PEOPLE starting up their own businesses will solve many of Mzansi’s problems.

Shevon Lurie, managing director at Vega School, told SunMoney there is a link between startup businesses and economic growth.

“This is why we have seen government put in place measures to boost small to medium businesses,” she said.

In this year’s national budget speech, it was announced that R3,2 billion would be allocated to a small business and innovation fund. Some R481,6 million would be contributed to supporting small businesses through an incubation programme.

At last year’s jobs summit, South African corporate companies signed on to help.

Key players in the financial sector agreed to invest R100 billion over five years into black-owned industrial businesses.

But Lurie said developing a culture of independent businesses needed to start at grassroots level to protect them from failing.

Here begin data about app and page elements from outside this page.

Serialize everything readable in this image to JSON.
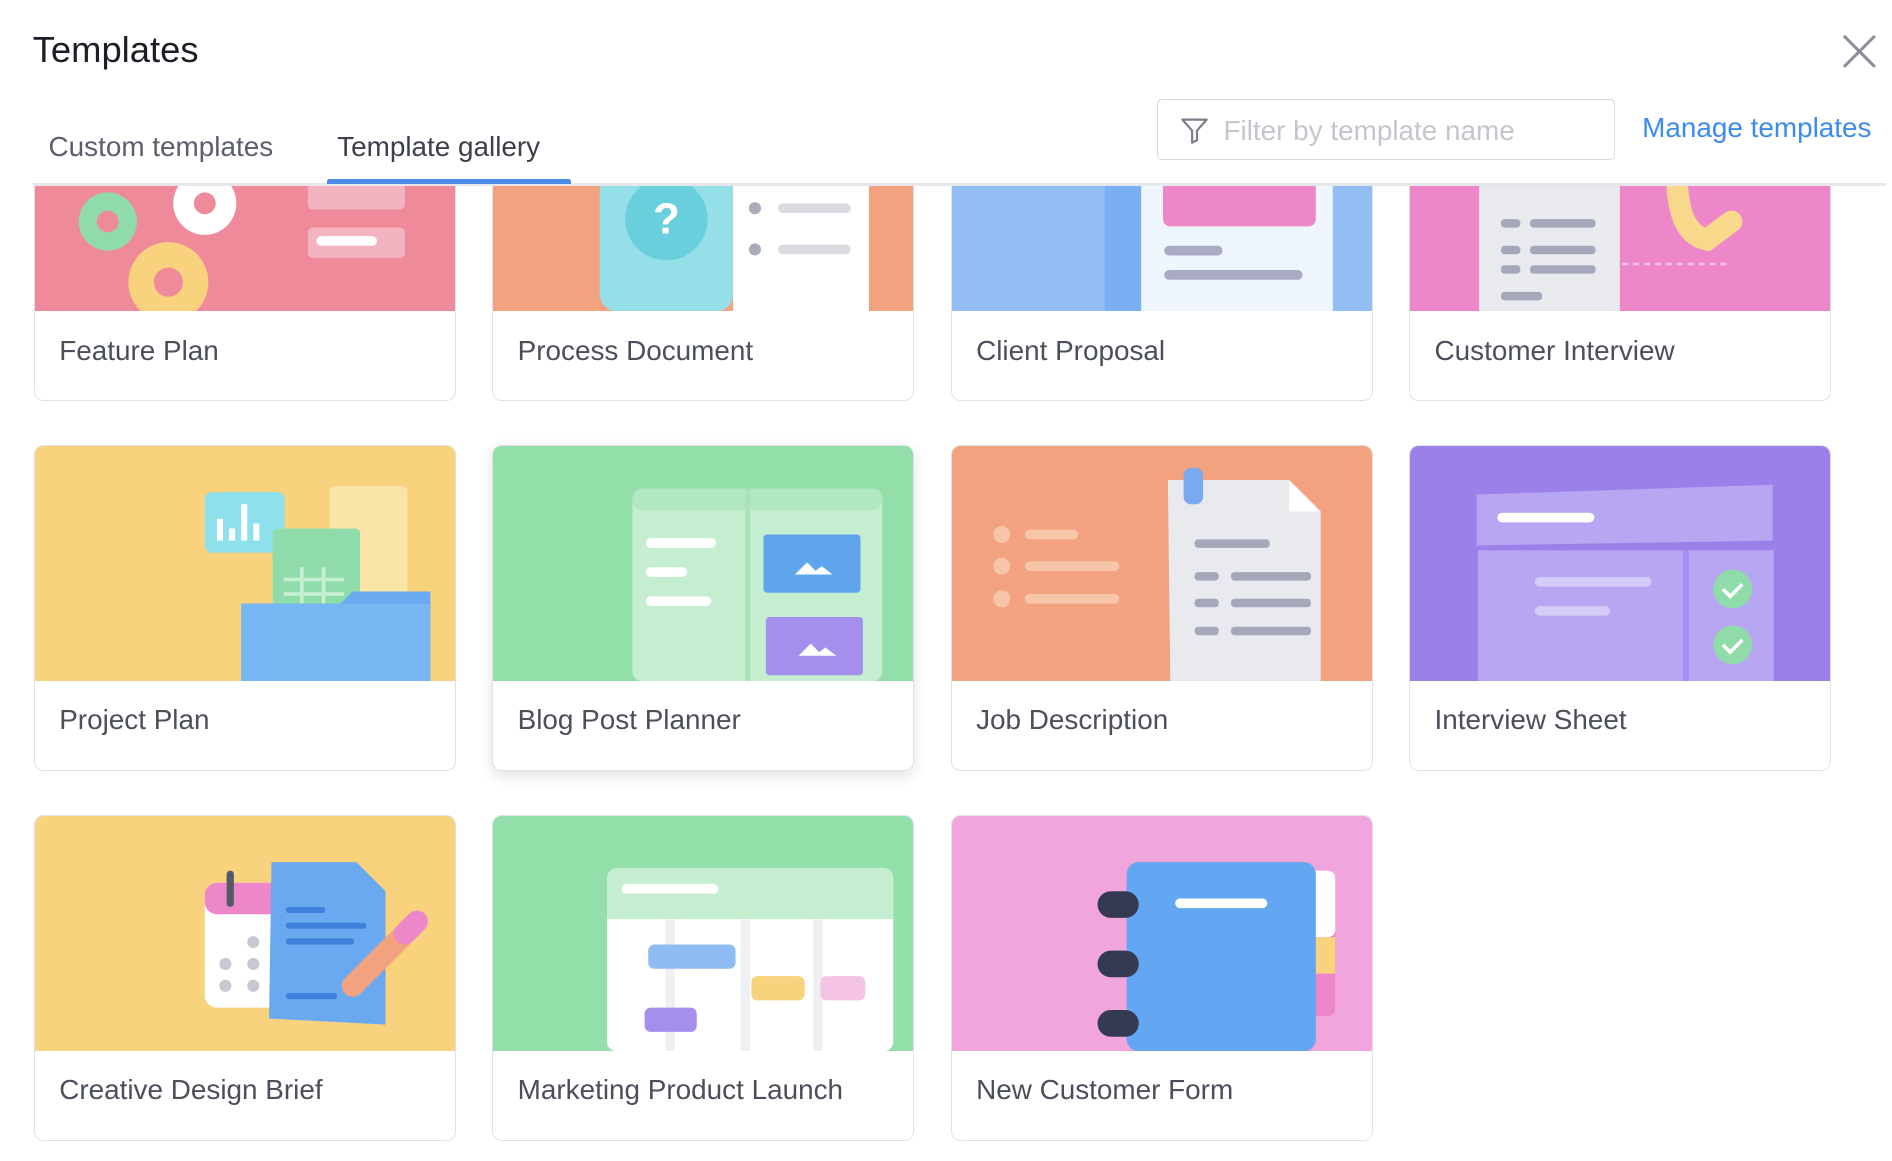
{
  "header": {
    "title": "Templates",
    "close_icon": "close-icon"
  },
  "tabs": [
    {
      "label": "Custom templates",
      "active": false
    },
    {
      "label": "Template gallery",
      "active": true
    }
  ],
  "filter": {
    "placeholder": "Filter by template name",
    "value": "",
    "icon": "filter-icon"
  },
  "manage_label": "Manage templates",
  "colors": {
    "accent": "#4a8be8",
    "link": "#3d8bef"
  },
  "templates": [
    {
      "name": "Feature Plan",
      "bg": "#ef8a9b"
    },
    {
      "name": "Process Document",
      "bg": "#f2a27e"
    },
    {
      "name": "Client Proposal",
      "bg": "#93bdf3"
    },
    {
      "name": "Customer Interview",
      "bg": "#ee87c9"
    },
    {
      "name": "Project Plan",
      "bg": "#f8d27c"
    },
    {
      "name": "Blog Post Planner",
      "bg": "#93dfa9"
    },
    {
      "name": "Job Description",
      "bg": "#f2a27e"
    },
    {
      "name": "Interview Sheet",
      "bg": "#9b80ea"
    },
    {
      "name": "Creative Design Brief",
      "bg": "#f8d27c"
    },
    {
      "name": "Marketing Product Launch",
      "bg": "#93dfa9"
    },
    {
      "name": "New Customer Form",
      "bg": "#f0a5dc"
    }
  ]
}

“The reason most start-ups fail in their first year is because new business owners don’t have the skills to deal with the many challenges that come with setting up a business.

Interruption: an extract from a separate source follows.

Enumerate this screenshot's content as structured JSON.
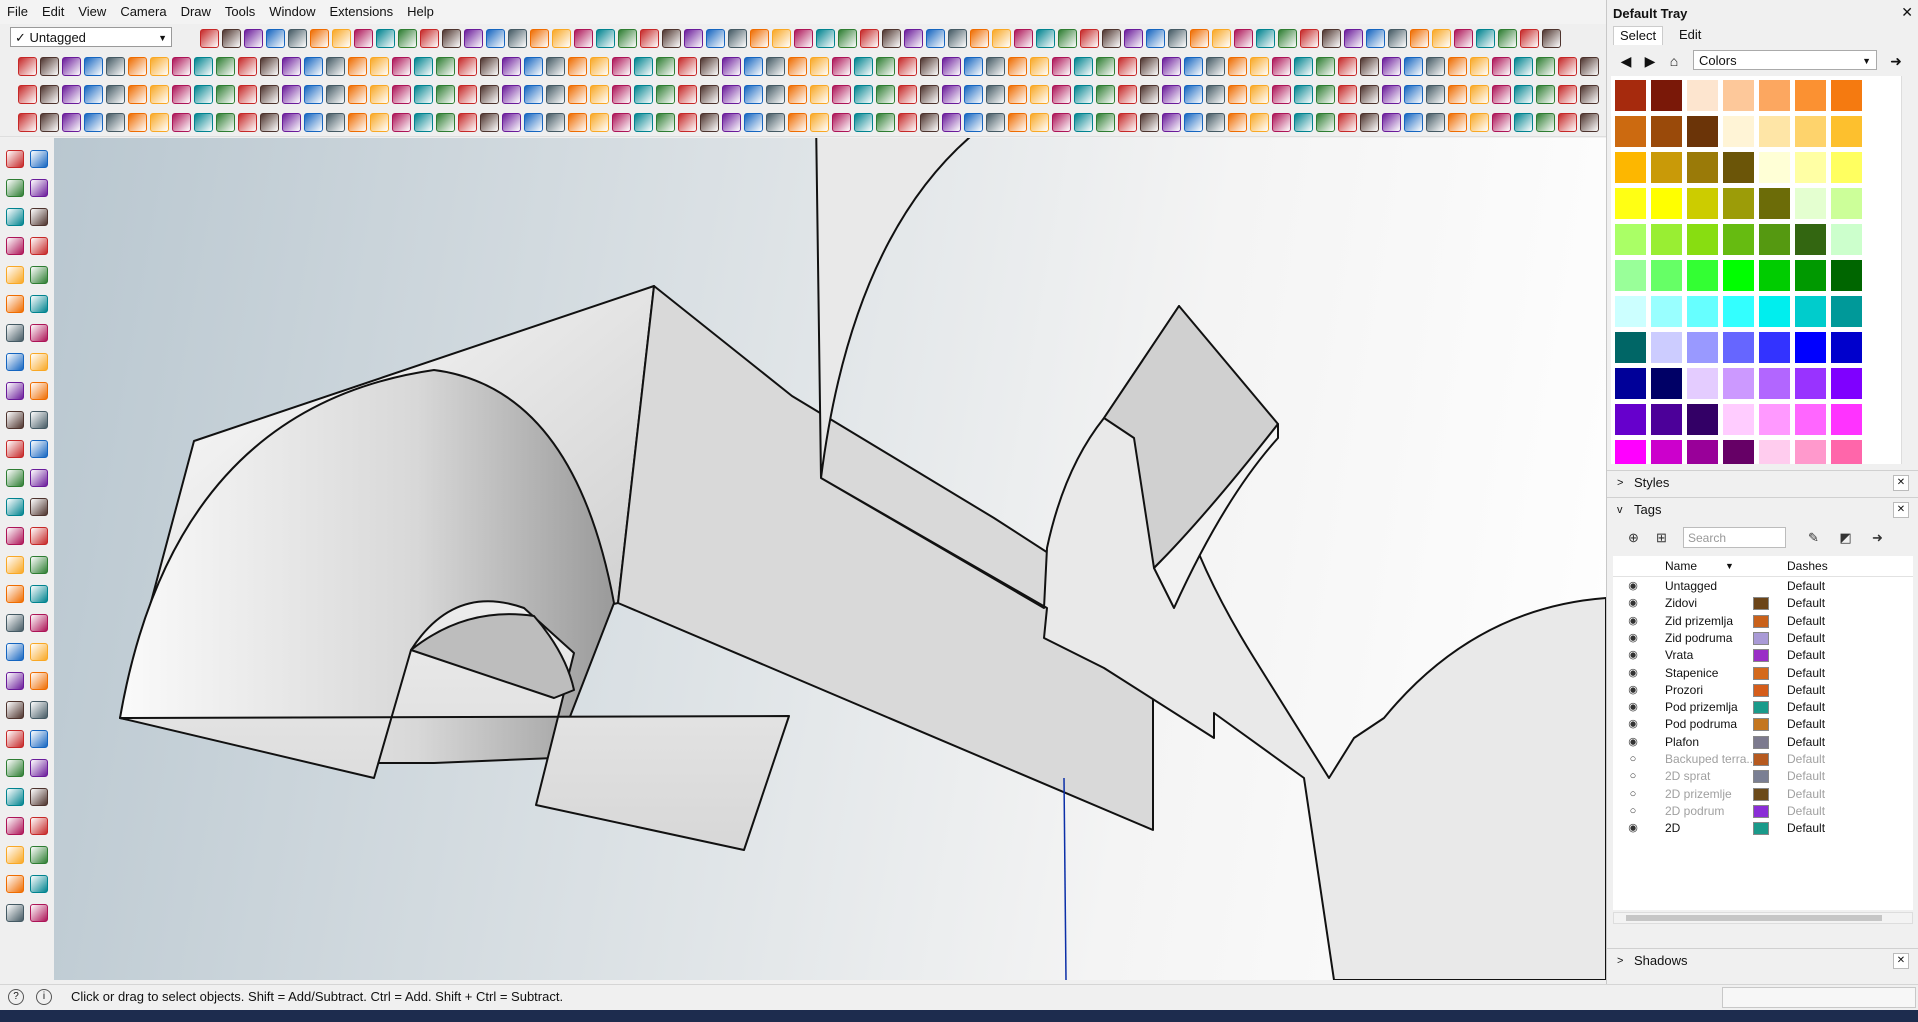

“So youths need to be exposed to the business world before they enter it.”

Eben Keun from Breinstorm Brand Architects in Rosebank, Joburg said learning about starting a business is important at tertiary level.

“This will help those who open new businesses to find that in themselves,” Keun said.

Programmes like the Vega Brand Challenge sees students teaming up to tackle briefs from real clients, give them an opportunity to get insight into what it’s like to work in an agency environment.

For more information on qualifications and programmes for future business leaders, visit